About Chitfund

A Chit fund is a kind of savings scheme practiced in India. A Chit fund company means a company managing, conducting or supervising, as foremen, agent or in any other capacity, Chits as defined in Section 2 of the Chit Funds Act, 1982. According to Section 2(b) of the Chit Fund Act, 1982, "Chit means a transaction whether called chit, Chit fund, Chitty, Kuri or by any other name by or under which a person enters into an agreement with a specified number of persons that every one of them shall subscribe a certain sum of money (or a certain quantity of grain instead) by way of periodical installments over a definite period and that each such subscriber shall, in his turn, as determined by lot or by auction or by tender or in such other manner as may be specified in the chit agreement, be entitled to the prize amount".
Different chit funds operate in different ways. The basic necessity of conducting a Chit Fund is a group of needy people called subscribers. The Foreman the Company or Person conducting the chit Fund brings these people together and conducts the Chit Fund. Foreman is also the person responsible for collecting the money from subscribers, presiding the auctions and keeping records of subscribers. He is compensated a fixed amount (generally 5% of gross Chit amount) monthly for his efforts other than that the foreman does not have any specific privileges, he is just a subscriber of the Chit Fund.
The General pattern of the Chit Fund can be readily noticed by a simple formula:
Monthly Premium * Duration in Months = Gross Amount
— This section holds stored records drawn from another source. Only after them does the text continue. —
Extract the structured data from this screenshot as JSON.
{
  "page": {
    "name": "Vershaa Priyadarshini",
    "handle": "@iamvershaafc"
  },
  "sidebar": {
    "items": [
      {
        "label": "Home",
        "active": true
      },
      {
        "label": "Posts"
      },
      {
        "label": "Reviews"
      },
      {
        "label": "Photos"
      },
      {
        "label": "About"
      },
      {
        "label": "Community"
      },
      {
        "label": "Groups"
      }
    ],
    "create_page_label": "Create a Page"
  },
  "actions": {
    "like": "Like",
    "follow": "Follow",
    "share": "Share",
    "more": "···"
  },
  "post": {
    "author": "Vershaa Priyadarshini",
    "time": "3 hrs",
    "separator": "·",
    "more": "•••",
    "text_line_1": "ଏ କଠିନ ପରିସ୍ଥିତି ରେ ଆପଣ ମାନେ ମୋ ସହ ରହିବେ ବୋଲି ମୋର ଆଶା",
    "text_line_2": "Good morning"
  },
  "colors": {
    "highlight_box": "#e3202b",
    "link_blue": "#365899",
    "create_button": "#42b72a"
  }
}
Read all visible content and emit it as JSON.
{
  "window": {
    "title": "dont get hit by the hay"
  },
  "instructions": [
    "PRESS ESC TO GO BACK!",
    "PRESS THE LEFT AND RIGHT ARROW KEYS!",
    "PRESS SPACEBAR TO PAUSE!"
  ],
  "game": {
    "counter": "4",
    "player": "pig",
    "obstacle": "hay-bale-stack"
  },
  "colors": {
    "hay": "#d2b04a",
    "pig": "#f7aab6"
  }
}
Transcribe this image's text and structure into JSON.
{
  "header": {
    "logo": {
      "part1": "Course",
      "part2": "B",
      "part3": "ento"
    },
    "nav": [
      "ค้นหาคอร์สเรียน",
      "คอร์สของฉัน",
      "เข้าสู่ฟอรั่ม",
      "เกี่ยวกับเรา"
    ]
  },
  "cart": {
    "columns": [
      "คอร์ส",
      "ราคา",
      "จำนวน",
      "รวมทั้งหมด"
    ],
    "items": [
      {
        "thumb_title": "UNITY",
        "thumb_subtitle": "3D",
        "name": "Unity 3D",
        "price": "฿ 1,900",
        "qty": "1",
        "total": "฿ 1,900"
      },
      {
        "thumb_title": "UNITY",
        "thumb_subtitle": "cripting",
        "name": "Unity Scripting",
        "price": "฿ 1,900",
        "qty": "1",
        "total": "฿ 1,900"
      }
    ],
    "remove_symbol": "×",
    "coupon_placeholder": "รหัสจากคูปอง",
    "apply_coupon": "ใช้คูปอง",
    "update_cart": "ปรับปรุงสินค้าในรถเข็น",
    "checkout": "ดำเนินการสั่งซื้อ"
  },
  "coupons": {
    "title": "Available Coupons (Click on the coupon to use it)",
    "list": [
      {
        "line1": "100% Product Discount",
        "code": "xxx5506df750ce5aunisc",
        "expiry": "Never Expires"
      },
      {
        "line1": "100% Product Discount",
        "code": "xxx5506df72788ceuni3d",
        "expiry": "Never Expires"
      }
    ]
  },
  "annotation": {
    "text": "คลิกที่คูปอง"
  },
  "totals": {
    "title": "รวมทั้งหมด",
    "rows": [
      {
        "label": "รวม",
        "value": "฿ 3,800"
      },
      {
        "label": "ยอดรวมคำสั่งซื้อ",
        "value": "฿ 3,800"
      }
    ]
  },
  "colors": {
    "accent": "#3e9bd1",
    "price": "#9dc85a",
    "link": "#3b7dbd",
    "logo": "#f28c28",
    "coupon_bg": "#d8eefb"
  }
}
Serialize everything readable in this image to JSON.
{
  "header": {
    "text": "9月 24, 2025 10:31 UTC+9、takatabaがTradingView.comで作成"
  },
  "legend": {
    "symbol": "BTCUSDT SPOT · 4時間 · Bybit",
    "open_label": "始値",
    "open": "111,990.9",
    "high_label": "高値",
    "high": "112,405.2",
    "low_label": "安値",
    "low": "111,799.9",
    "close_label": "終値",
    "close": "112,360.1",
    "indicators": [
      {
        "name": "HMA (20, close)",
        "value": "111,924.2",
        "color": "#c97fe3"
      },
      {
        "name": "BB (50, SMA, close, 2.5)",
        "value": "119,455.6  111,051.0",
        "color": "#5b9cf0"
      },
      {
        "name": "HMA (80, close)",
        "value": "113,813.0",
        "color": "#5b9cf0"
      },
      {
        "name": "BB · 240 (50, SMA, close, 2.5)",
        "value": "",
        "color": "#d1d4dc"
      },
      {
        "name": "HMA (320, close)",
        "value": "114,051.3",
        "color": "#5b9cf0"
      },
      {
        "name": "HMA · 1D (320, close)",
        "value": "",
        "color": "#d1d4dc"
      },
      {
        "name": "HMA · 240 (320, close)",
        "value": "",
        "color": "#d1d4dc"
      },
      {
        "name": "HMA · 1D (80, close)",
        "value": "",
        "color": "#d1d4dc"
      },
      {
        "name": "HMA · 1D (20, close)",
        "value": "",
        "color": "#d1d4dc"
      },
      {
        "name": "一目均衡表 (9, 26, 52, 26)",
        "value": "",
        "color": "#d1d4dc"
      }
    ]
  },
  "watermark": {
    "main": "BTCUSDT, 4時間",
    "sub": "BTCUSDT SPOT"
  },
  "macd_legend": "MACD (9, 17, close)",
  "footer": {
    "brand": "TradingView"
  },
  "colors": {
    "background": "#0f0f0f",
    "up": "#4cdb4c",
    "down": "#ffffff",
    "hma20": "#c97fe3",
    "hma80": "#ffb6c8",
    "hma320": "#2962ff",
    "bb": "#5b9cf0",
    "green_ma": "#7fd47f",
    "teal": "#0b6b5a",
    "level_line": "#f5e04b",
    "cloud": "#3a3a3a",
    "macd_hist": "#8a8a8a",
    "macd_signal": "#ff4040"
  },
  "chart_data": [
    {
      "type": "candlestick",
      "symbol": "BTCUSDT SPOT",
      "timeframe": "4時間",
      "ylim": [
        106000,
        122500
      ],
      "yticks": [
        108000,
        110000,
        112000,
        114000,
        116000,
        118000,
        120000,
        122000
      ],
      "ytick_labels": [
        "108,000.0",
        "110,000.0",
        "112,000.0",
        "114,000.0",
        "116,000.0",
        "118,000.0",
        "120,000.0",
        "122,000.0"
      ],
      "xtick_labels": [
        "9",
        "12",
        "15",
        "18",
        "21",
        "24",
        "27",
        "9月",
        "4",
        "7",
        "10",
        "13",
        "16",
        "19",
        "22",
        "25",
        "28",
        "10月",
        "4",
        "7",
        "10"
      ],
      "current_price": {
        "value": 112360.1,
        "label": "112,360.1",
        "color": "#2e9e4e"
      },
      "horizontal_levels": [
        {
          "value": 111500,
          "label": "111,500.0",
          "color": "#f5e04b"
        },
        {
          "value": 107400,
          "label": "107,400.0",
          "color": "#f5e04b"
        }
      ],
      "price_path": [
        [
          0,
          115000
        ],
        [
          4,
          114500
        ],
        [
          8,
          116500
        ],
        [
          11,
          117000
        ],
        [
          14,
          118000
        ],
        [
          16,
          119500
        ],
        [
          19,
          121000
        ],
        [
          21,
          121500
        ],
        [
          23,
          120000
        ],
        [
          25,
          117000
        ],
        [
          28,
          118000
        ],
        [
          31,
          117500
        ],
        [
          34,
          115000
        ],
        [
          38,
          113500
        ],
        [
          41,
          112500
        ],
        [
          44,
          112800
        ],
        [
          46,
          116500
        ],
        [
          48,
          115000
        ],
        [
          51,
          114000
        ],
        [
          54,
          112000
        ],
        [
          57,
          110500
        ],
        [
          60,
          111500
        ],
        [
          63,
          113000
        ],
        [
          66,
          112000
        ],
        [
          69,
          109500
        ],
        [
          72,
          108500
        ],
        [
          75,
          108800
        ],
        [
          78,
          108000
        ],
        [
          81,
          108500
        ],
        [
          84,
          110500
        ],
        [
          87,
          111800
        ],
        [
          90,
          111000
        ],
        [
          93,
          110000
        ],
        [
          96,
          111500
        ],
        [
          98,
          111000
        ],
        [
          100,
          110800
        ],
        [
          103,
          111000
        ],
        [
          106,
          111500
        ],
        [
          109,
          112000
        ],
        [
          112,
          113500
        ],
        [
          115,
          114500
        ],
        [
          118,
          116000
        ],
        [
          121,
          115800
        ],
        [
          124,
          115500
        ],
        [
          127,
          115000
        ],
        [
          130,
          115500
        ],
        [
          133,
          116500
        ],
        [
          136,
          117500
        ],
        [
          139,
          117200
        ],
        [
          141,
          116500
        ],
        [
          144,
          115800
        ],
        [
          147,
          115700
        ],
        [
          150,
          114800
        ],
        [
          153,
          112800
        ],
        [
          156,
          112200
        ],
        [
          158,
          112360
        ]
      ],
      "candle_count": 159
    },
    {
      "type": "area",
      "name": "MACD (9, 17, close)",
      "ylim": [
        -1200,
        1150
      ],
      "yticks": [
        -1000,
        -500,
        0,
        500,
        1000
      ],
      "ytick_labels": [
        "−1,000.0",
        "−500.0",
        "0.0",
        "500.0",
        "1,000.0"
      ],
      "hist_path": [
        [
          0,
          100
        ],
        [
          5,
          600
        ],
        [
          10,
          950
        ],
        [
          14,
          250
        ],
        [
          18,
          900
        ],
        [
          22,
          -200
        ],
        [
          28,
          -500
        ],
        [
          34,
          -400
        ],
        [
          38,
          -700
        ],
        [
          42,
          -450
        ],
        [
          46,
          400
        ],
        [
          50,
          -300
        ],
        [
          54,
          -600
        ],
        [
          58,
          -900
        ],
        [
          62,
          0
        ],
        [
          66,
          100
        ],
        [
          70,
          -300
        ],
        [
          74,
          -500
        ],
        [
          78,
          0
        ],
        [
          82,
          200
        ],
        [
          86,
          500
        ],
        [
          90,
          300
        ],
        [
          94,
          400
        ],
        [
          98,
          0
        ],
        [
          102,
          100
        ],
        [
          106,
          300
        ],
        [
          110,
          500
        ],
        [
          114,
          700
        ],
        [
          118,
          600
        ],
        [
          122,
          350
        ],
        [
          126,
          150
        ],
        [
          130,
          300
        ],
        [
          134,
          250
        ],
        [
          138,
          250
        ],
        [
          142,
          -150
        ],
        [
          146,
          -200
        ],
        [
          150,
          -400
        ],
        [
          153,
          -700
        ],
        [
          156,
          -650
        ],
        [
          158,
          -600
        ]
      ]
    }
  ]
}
Eg: 1000 * 50 = Rs 50,000/-. Where Rs 1000 is the maximum monthly contribution needed from a subscriber, 50 is the duration of the Chit Fund in months and Rs 50,000 is the maximum sum assured. The duration also equals the number of subscribers, as there must be (not more or less) one subscriber to receive the price money every month. The Chit Fund starts on an announced date, every subscriber come together for the auction/lot. As per Maharashtra Chit Act, the minimum prize money of an auction is limited to 70% of the gross sum assured that is Rs 35,000 in the above example. When there are more than one person willing to take this minimum sum, lot are conducted and the 'Lucky subscriber' get the price money for the month. If there is no person is willing to take the minimum sum, then a reverse auction is conducted where subscribers open-bid for lower amounts; that is from Rs 50,000 >> Rs 49,000 >> Rs 48,000, and so on. The person bidding lowest sum get bid amount. In both the cases the auction discount, that is the difference between the gross sum and auction amount, is equally distributed among subscribers or is deducted from their monthly premium. For example if the auction is settled on a sum of 40,000, then the auction discount of Rs 10,000 (Rs 50,000 – Rs 40,000) is divided by 50 (the total number of subscribers) and every one gets a discount of `200. The same practice is repeated every month and every subscriber get at least a chance of receiving money. Illustration :
Functioning of Chit funds are better explained using an example. Take a typical chit fund with 25 members contributing Rs 100 per week. This fund will run for 25 weeks. On the first week all members will contribute Rs 100. An auction meeting will be conducted, and the foreman of the chit fund will preside over it. The total amount will be Rs 2,500. The auction will start with this amount. Bidders will start bidding by discounting this amount (reverse bidding). Let us consider that lowest any person bids is Rs 2,150 (a discount of Rs 350). This amount (Rs 2,150) is given to this winning bidder. Rest of the amount (Rs 350) is divided by 25, bringing the discount per person to Rs 14. This discount amount is returned back to each member. Sometimes a part of this may be kept by the foreman as service charges, usually in organised chit funds.